Exercise requirements: Copy the whole listing below exactly, with nothing left out.

Data for this task:
= = =

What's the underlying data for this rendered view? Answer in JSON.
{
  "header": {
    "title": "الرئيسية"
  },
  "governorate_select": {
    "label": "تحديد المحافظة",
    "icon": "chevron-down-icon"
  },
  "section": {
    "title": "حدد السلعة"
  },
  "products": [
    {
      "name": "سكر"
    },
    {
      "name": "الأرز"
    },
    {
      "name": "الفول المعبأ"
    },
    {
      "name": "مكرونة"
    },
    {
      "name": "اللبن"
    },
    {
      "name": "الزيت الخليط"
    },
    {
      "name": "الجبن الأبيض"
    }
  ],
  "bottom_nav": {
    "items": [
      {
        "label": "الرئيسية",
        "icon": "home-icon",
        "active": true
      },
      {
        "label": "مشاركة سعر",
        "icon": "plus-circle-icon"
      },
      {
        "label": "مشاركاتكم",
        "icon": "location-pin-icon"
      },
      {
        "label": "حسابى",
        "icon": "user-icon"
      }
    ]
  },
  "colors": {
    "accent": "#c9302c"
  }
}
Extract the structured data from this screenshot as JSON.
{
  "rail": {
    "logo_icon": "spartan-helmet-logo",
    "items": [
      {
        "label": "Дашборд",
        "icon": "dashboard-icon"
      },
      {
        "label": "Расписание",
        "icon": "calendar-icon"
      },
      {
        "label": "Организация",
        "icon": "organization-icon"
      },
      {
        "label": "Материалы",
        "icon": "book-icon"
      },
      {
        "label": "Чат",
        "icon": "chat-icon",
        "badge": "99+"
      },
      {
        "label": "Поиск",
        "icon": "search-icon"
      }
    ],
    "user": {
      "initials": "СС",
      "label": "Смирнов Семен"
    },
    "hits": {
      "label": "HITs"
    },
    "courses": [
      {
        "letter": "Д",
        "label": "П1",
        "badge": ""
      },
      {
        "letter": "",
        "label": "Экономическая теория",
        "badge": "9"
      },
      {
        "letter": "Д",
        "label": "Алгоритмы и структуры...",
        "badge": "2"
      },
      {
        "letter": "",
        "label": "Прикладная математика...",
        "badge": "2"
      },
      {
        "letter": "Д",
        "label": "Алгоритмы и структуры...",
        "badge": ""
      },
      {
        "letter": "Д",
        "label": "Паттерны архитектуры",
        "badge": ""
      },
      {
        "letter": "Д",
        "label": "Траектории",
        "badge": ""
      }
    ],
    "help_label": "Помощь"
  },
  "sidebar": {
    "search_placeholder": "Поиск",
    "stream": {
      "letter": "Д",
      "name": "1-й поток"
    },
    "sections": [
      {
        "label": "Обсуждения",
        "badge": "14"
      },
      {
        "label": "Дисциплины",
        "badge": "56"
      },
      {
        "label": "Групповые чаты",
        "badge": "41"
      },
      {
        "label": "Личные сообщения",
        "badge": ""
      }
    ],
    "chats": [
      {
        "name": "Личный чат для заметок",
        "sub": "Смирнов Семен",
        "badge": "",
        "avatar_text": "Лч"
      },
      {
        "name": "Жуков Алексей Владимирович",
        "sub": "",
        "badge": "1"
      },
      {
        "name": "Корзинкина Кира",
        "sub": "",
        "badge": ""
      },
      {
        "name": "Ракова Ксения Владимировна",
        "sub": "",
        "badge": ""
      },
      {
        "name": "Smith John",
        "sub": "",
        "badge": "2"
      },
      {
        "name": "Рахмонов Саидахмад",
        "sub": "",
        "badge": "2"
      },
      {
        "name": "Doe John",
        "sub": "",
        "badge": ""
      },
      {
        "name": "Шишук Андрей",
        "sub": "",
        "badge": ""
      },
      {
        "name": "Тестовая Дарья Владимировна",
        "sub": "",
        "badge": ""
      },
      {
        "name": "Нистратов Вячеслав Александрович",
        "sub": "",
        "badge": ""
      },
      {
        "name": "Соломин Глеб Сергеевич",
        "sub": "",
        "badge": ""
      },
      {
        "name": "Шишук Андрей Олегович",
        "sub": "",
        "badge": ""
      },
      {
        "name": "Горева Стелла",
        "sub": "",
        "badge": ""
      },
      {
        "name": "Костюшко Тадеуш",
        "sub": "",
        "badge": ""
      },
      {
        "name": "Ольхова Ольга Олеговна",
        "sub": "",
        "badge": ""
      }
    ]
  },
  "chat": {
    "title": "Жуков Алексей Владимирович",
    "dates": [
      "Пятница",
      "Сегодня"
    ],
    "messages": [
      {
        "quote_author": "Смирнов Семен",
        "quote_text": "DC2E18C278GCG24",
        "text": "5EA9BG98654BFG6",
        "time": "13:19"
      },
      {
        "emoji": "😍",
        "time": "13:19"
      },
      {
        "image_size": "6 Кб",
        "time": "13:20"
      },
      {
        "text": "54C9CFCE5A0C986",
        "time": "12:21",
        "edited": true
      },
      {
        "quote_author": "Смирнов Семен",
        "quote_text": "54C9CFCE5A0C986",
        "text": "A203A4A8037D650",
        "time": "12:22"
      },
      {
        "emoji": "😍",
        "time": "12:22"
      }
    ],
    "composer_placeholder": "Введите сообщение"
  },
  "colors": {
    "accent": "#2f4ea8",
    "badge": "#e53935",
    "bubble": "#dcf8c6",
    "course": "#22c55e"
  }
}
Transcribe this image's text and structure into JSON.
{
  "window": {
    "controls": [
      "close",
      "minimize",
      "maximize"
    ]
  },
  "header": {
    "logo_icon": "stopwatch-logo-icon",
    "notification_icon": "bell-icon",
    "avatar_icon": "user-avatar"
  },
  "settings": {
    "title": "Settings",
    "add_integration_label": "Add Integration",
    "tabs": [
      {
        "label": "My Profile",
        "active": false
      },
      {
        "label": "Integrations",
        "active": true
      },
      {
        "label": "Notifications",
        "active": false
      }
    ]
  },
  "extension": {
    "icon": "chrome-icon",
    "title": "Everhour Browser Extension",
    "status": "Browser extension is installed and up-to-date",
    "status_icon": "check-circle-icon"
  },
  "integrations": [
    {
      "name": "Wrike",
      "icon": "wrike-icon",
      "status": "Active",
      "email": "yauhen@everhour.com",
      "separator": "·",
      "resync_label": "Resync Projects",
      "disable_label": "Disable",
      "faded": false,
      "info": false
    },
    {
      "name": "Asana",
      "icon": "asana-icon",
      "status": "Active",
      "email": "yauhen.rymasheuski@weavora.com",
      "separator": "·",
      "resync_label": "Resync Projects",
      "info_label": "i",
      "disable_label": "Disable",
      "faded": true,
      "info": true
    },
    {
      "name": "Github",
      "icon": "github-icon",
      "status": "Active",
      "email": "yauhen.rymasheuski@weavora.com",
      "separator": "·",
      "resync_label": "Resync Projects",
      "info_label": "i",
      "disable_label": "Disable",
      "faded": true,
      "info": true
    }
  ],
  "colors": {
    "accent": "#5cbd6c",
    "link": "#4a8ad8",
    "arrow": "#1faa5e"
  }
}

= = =

Response:
What's the underlying data for this rendered view? Answer in JSON.
{
  "header": {
    "title": "الرئيسية"
  },
  "governorate_select": {
    "label": "تحديد المحافظة",
    "icon": "chevron-down-icon"
  },
  "section": {
    "title": "حدد السلعة"
  },
  "products": [
    {
      "name": "سكر"
    },
    {
      "name": "الأرز"
    },
    {
      "name": "الفول المعبأ"
    },
    {
      "name": "مكرونة"
    },
    {
      "name": "اللبن"
    },
    {
      "name": "الزيت الخليط"
    },
    {
      "name": "الجبن الأبيض"
    }
  ],
  "bottom_nav": {
    "items": [
      {
        "label": "الرئيسية",
        "icon": "home-icon",
        "active": true
      },
      {
        "label": "مشاركة سعر",
        "icon": "plus-circle-icon"
      },
      {
        "label": "مشاركاتكم",
        "icon": "location-pin-icon"
      },
      {
        "label": "حسابى",
        "icon": "user-icon"
      }
    ]
  },
  "colors": {
    "accent": "#c9302c"
  }
}
Extract the structured data from this screenshot as JSON.
{
  "rail": {
    "logo_icon": "spartan-helmet-logo",
    "items": [
      {
        "label": "Дашборд",
        "icon": "dashboard-icon"
      },
      {
        "label": "Расписание",
        "icon": "calendar-icon"
      },
      {
        "label": "Организация",
        "icon": "organization-icon"
      },
      {
        "label": "Материалы",
        "icon": "book-icon"
      },
      {
        "label": "Чат",
        "icon": "chat-icon",
        "badge": "99+"
      },
      {
        "label": "Поиск",
        "icon": "search-icon"
      }
    ],
    "user": {
      "initials": "СС",
      "label": "Смирнов Семен"
    },
    "hits": {
      "label": "HITs"
    },
    "courses": [
      {
        "letter": "Д",
        "label": "П1",
        "badge": ""
      },
      {
        "letter": "",
        "label": "Экономическая теория",
        "badge": "9"
      },
      {
        "letter": "Д",
        "label": "Алгоритмы и структуры...",
        "badge": "2"
      },
      {
        "letter": "",
        "label": "Прикладная математика...",
        "badge": "2"
      },
      {
        "letter": "Д",
        "label": "Алгоритмы и структуры...",
        "badge": ""
      },
      {
        "letter": "Д",
        "label": "Паттерны архитектуры",
        "badge": ""
      },
      {
        "letter": "Д",
        "label": "Траектории",
        "badge": ""
      }
    ],
    "help_label": "Помощь"
  },
  "sidebar": {
    "search_placeholder": "Поиск",
    "stream": {
      "letter": "Д",
      "name": "1-й поток"
    },
    "sections": [
      {
        "label": "Обсуждения",
        "badge": "14"
      },
      {
        "label": "Дисциплины",
        "badge": "56"
      },
      {
        "label": "Групповые чаты",
        "badge": "41"
      },
      {
        "label": "Личные сообщения",
        "badge": ""
      }
    ],
    "chats": [
      {
        "name": "Личный чат для заметок",
        "sub": "Смирнов Семен",
        "badge": "",
        "avatar_text": "Лч"
      },
      {
        "name": "Жуков Алексей Владимирович",
        "sub": "",
        "badge": "1"
      },
      {
        "name": "Корзинкина Кира",
        "sub": "",
        "badge": ""
      },
      {
        "name": "Ракова Ксения Владимировна",
        "sub": "",
        "badge": ""
      },
      {
        "name": "Smith John",
        "sub": "",
        "badge": "2"
      },
      {
        "name": "Рахмонов Саидахмад",
        "sub": "",
        "badge": "2"
      },
      {
        "name": "Doe John",
        "sub": "",
        "badge": ""
      },
      {
        "name": "Шишук Андрей",
        "sub": "",
        "badge": ""
      },
      {
        "name": "Тестовая Дарья Владимировна",
        "sub": "",
        "badge": ""
      },
      {
        "name": "Нистратов Вячеслав Александрович",
        "sub": "",
        "badge": ""
      },
      {
        "name": "Соломин Глеб Сергеевич",
        "sub": "",
        "badge": ""
      },
      {
        "name": "Шишук Андрей Олегович",
        "sub": "",
        "badge": ""
      },
      {
        "name": "Горева Стелла",
        "sub": "",
        "badge": ""
      },
      {
        "name": "Костюшко Тадеуш",
        "sub": "",
        "badge": ""
      },
      {
        "name": "Ольхова Ольга Олеговна",
        "sub": "",
        "badge": ""
      }
    ]
  },
  "chat": {
    "title": "Жуков Алексей Владимирович",
    "dates": [
      "Пятница",
      "Сегодня"
    ],
    "messages": [
      {
        "quote_author": "Смирнов Семен",
        "quote_text": "DC2E18C278GCG24",
        "text": "5EA9BG98654BFG6",
        "time": "13:19"
      },
      {
        "emoji": "😍",
        "time": "13:19"
      },
      {
        "image_size": "6 Кб",
        "time": "13:20"
      },
      {
        "text": "54C9CFCE5A0C986",
        "time": "12:21",
        "edited": true
      },
      {
        "quote_author": "Смирнов Семен",
        "quote_text": "54C9CFCE5A0C986",
        "text": "A203A4A8037D650",
        "time": "12:22"
      },
      {
        "emoji": "😍",
        "time": "12:22"
      }
    ],
    "composer_placeholder": "Введите сообщение"
  },
  "colors": {
    "accent": "#2f4ea8",
    "badge": "#e53935",
    "bubble": "#dcf8c6",
    "course": "#22c55e"
  }
}
Transcribe this image's text and structure into JSON.
{
  "window": {
    "controls": [
      "close",
      "minimize",
      "maximize"
    ]
  },
  "header": {
    "logo_icon": "stopwatch-logo-icon",
    "notification_icon": "bell-icon",
    "avatar_icon": "user-avatar"
  },
  "settings": {
    "title": "Settings",
    "add_integration_label": "Add Integration",
    "tabs": [
      {
        "label": "My Profile",
        "active": false
      },
      {
        "label": "Integrations",
        "active": true
      },
      {
        "label": "Notifications",
        "active": false
      }
    ]
  },
  "extension": {
    "icon": "chrome-icon",
    "title": "Everhour Browser Extension",
    "status": "Browser extension is installed and up-to-date",
    "status_icon": "check-circle-icon"
  },
  "integrations": [
    {
      "name": "Wrike",
      "icon": "wrike-icon",
      "status": "Active",
      "email": "yauhen@everhour.com",
      "separator": "·",
      "resync_label": "Resync Projects",
      "disable_label": "Disable",
      "faded": false,
      "info": false
    },
    {
      "name": "Asana",
      "icon": "asana-icon",
      "status": "Active",
      "email": "yauhen.rymasheuski@weavora.com",
      "separator": "·",
      "resync_label": "Resync Projects",
      "info_label": "i",
      "disable_label": "Disable",
      "faded": true,
      "info": true
    },
    {
      "name": "Github",
      "icon": "github-icon",
      "status": "Active",
      "email": "yauhen.rymasheuski@weavora.com",
      "separator": "·",
      "resync_label": "Resync Projects",
      "info_label": "i",
      "disable_label": "Disable",
      "faded": true,
      "info": true
    }
  ],
  "colors": {
    "accent": "#5cbd6c",
    "link": "#4a8ad8",
    "arrow": "#1faa5e"
  }
}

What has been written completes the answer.